The news world may be going electronic, but high school journalism programs still rely more on yearbooks and print papers than online reporting, the Kent State University Center for Scholastic Journalism reports.
The 2011 Scholastic Journalism Census of more than 4,000 high schools found that 96 percent offer some kind of student journalism program, with yearbooks in 94 percent of schools and student newspapers in 64 percent. Only one in three reported any kind of online student media. "These data suggest many scholastic media programs are neither exposing students to the media landscape they will confront once they graduate from high school nor teaching students the skills they need to succeed in a multimedia world," the report says.

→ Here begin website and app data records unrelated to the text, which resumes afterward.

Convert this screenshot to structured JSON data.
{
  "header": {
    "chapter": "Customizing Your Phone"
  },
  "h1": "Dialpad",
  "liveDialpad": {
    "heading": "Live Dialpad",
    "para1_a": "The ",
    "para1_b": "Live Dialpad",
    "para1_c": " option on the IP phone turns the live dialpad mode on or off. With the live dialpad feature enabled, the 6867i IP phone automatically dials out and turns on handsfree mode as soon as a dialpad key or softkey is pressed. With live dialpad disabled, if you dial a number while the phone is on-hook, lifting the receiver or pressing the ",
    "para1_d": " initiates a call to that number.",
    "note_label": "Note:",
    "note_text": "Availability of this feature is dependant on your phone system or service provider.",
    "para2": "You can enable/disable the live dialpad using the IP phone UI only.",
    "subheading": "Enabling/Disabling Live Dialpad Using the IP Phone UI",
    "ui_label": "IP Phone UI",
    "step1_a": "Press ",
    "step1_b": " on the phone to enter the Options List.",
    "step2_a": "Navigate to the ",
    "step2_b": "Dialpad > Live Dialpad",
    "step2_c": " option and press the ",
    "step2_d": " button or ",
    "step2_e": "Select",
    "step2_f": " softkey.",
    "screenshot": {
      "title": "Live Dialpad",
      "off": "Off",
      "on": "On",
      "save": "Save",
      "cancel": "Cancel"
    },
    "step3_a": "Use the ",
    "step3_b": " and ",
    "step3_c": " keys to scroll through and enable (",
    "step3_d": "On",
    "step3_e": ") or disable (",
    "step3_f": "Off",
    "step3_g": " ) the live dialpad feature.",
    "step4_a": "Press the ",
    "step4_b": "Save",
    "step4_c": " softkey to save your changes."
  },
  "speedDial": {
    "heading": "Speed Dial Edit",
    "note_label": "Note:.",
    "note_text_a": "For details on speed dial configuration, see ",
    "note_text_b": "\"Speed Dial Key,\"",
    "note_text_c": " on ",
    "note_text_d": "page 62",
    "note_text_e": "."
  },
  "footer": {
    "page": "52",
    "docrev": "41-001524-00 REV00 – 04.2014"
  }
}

That's unfortunate. Producing a student paper was painfully slow back in the 1970s; now it's even more out of sync with the real world. Online reporting would seem to offer cost savings, though I suspect it also requires significant staff training.
My sense is that opportunities vary widely within CMS, often based on the initiative of faculty advisers. I recall how impressed we were in 2009, when Alan Vitale, a teacher at the small Olympic Renaissance High, launched a student newspaper and brought his print and web editors to visit the Observer. On the other hand, I've heard a young friend who attends South Meck talk about her frustration that the school has no student newspaper.
Meanwhile, a high school newspaper adviser in Iowa won a free-press victory on Wednesday, when a court ruled that his principal couldn't punish him for letting students publish "offensive" items, including an April Fool spoof issue .